### Assignment
Exactly how many lines in this data contain the word "newapi"? Only the number should be given.

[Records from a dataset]

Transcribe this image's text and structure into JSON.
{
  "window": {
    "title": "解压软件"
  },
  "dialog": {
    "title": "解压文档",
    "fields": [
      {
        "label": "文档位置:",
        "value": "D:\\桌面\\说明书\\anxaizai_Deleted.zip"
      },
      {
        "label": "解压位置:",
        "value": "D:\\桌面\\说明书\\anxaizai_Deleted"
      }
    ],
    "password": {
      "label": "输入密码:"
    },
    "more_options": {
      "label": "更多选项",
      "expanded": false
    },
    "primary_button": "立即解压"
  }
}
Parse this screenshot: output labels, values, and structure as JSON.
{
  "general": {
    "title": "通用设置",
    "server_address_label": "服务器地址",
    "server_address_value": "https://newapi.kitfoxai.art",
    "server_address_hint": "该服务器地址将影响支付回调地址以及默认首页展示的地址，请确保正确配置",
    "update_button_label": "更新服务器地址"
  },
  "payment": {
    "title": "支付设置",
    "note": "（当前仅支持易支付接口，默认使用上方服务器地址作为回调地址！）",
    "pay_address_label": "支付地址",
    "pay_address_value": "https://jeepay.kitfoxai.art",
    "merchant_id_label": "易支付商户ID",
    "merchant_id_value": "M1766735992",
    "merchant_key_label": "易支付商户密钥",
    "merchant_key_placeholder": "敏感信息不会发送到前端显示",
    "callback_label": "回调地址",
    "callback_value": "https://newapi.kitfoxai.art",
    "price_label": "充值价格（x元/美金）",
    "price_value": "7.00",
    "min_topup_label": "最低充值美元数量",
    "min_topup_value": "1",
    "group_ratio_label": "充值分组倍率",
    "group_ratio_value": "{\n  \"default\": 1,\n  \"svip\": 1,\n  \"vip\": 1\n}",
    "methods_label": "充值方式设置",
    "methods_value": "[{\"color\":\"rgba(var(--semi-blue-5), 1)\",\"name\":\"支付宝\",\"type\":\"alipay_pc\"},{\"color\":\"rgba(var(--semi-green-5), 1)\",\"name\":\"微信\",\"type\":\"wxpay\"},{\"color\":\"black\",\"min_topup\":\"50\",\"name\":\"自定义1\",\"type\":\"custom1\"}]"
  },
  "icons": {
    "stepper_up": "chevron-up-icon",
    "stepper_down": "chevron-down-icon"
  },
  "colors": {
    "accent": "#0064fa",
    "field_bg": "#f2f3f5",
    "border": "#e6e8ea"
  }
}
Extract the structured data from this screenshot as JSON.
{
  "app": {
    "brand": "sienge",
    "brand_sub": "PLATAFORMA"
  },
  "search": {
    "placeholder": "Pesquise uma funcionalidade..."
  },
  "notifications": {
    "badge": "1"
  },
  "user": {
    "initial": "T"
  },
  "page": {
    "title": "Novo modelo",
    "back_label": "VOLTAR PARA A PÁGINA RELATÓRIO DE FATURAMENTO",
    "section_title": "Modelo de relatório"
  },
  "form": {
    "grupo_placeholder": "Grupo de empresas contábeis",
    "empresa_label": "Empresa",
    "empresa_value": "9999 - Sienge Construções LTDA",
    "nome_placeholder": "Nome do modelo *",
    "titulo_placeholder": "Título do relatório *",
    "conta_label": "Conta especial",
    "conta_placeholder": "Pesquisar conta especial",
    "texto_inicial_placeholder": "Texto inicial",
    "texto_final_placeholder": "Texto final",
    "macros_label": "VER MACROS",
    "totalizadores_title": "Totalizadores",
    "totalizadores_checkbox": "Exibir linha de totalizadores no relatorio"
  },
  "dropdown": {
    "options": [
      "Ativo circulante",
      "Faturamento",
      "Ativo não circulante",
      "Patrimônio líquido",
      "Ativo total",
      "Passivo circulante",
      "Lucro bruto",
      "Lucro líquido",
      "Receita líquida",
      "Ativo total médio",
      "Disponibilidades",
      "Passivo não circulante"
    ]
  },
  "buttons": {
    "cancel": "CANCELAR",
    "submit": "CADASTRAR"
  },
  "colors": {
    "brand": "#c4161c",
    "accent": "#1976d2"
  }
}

### Completed exercise
2